By Richard Weizel STAMFORD Conn. (Reuters) - Michael Skakel, a Kennedy cousin awaiting retrial after serving 11 years in prison for the murder of a teenage girl in Connecticut, wants to stop incriminating audiotapes from being used again as evidence, according to court filings on Wednesday. One of Skakel's attorneys, Stephan Seegar, filed two motions in Stamford's superior court to keep recordings of a 1997 interview with writer Richard Hoffman from being presented as evidence, as they were during Skakel's first trial in 2002. The tapes include Skakel describing how he masturbated in a tree outside the home of 15-year-old neighbor Martha Moxley the night before she was beaten to death with a golf club in October 1975. Skakel says on the recording he "drank rum and tonics" at a local club, then climbed a tree outside Moxley's house while drunk and feeling "horny." He states on the recording: "I remember thinking, 'Oh my God, if I tell anybody that I was out that night, they're gonna say I did it." Skakel, a nephew of Ethel Kennedy, the widow of slain U.S. Senator Robert Kennedy, was convicted of Moxley's murder in 2002 as an adult in a highly publicized trial.
An estimated 10.3 million American adults have gained health coverage since Obamacare enrollment began last October, with the biggest gains among young adults and Hispanics, according to a study published on Wednesday. The findings by researchers from the Harvard School of Public Health, Brigham and Women's Hospital in Boston and the federal government are based on data pointing to a 5.2 percentage point drop in the U.S. uninsured rate since last September for Americans aged 18-64. The study, which appeared in the New England Journal of Medicine, also found evidence that more Americans had a personal doctor and fewer difficulties paying for medical care within the first six months of gaining insurance.

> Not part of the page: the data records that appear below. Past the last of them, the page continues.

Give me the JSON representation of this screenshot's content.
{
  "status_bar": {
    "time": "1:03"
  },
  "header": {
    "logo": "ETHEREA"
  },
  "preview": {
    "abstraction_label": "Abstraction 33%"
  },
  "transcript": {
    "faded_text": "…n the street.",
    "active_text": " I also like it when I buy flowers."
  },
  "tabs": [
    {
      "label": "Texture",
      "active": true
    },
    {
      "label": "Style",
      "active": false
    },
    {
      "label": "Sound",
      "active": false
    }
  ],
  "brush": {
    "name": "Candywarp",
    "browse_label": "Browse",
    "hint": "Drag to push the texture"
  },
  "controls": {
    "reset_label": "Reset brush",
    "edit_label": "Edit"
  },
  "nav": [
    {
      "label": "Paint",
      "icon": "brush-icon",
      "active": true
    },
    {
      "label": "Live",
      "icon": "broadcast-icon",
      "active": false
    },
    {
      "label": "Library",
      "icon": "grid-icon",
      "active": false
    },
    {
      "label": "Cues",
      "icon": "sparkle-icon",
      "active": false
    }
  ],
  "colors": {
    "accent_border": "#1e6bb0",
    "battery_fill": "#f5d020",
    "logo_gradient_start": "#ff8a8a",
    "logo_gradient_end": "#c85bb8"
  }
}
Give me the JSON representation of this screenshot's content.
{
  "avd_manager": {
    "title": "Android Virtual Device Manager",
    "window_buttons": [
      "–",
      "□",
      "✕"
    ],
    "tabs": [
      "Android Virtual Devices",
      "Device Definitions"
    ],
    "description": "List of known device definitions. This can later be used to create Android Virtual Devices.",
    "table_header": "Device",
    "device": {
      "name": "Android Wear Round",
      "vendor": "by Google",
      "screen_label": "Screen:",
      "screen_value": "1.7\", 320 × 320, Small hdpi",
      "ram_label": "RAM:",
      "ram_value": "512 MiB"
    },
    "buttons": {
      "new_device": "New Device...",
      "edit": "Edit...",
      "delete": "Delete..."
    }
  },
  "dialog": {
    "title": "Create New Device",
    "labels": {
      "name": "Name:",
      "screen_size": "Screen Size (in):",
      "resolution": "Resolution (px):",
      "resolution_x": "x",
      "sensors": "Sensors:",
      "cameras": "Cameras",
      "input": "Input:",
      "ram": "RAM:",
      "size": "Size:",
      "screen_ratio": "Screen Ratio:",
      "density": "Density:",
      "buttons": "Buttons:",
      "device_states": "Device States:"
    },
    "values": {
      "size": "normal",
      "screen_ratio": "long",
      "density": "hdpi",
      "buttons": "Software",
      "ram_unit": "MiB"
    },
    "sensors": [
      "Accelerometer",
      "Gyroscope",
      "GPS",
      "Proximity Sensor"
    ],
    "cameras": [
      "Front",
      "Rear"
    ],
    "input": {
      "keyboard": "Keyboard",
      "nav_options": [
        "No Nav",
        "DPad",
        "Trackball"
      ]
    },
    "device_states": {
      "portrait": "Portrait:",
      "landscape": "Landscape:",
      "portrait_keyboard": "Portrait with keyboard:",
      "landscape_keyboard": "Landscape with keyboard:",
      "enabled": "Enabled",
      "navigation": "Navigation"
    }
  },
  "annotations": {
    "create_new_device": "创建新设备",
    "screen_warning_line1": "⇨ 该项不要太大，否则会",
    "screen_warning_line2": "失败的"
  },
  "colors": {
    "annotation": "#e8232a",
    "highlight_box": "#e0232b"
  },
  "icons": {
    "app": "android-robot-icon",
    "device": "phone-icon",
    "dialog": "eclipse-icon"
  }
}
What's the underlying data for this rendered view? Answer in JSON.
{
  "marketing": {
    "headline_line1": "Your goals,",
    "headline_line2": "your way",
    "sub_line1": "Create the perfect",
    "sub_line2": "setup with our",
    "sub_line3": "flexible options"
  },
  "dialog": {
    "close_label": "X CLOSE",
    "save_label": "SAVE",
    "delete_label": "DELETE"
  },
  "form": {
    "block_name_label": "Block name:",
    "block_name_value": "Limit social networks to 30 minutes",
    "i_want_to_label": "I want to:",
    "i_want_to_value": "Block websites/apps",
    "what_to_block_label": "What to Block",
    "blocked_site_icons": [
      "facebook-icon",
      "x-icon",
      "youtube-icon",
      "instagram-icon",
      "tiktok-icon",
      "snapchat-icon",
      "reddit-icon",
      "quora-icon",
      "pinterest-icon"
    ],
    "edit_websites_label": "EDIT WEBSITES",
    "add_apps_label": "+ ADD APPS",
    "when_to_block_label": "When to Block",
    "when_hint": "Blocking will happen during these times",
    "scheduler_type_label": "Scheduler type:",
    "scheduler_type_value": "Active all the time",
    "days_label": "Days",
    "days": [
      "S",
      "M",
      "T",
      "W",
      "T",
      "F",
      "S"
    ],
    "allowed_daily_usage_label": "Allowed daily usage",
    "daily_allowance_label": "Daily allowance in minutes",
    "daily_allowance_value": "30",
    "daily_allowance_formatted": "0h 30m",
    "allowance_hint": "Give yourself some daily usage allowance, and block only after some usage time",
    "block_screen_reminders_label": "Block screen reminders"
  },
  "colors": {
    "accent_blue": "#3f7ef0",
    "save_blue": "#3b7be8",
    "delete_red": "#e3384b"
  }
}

The law known as Obamacare, President Barack Obama's signature domestic policy achievement, provides federally subsidized private coverage through new online insurance marketplaces and an expansion of Medicaid in 26 states and Washington, D.C. The U.S. Department of Health and Human Services said in May that more than 8 million Americans signed up for private plans through new online insurance marketplaces during a six-month open enrollment period.
By Todd Melby ST PAUL Minn. (Reuters) - A jury deliberated for a second day on Wednesday without reaching a verdict in a defamation lawsuit brought by former Minnesota governor Jesse Ventura alleging his reputation was sullied by claims in a former Navy SEAL's book about his involvement in a bar fight. In closing arguments a day earlier, defense lawyers said Ventura, a former professional wrestler, was a publicity seeker trying to grab headlines by filing a defamation case against the estate of a fellow ex-Navy SEAL, Chris Kyle, who died after serving his country with honor. In Kyle's book, "American Sniper: The Autobiography of the Most Lethal Sniper in U.S. Military History," he alludes to a bar fight in which he hits someone who made disparaging comments about Navy SEALs. They said their client was defamed by the section chronicling a bar fight between the two men.
DETROIT (AP) — A suburban Detroit man who killed an unarmed woman on his porch was rocked out of sleep by a series of "boom, boom, boom" pounding sounds outside his home, causing him to grab a shotgun, open the front door and fire, a defense lawyer told jurors during opening statements Wednesday.
By Brendan O'Brien MILWAUKEE (Reuters) - Wisconsin Governor Scott Walker, who is seeking re-election in November, has not seen any significant drop in his support since the release of documents on a probe into possible illegal campaign financing, a poll showed on Wednesday. The first-term Republican governor received 46 percent support, while his likely Democratic challenger, Mary Burke, got 45 percent support, the Marquette Law School Poll taken from July 17 to 20 showed. In June, a U.S. appeals court unsealed hundreds of documents that showed state prosecutors accusing Walker and others of participating in a broad plan to circumvent the state's campaign finance laws during recall elections in 2011 and 2012.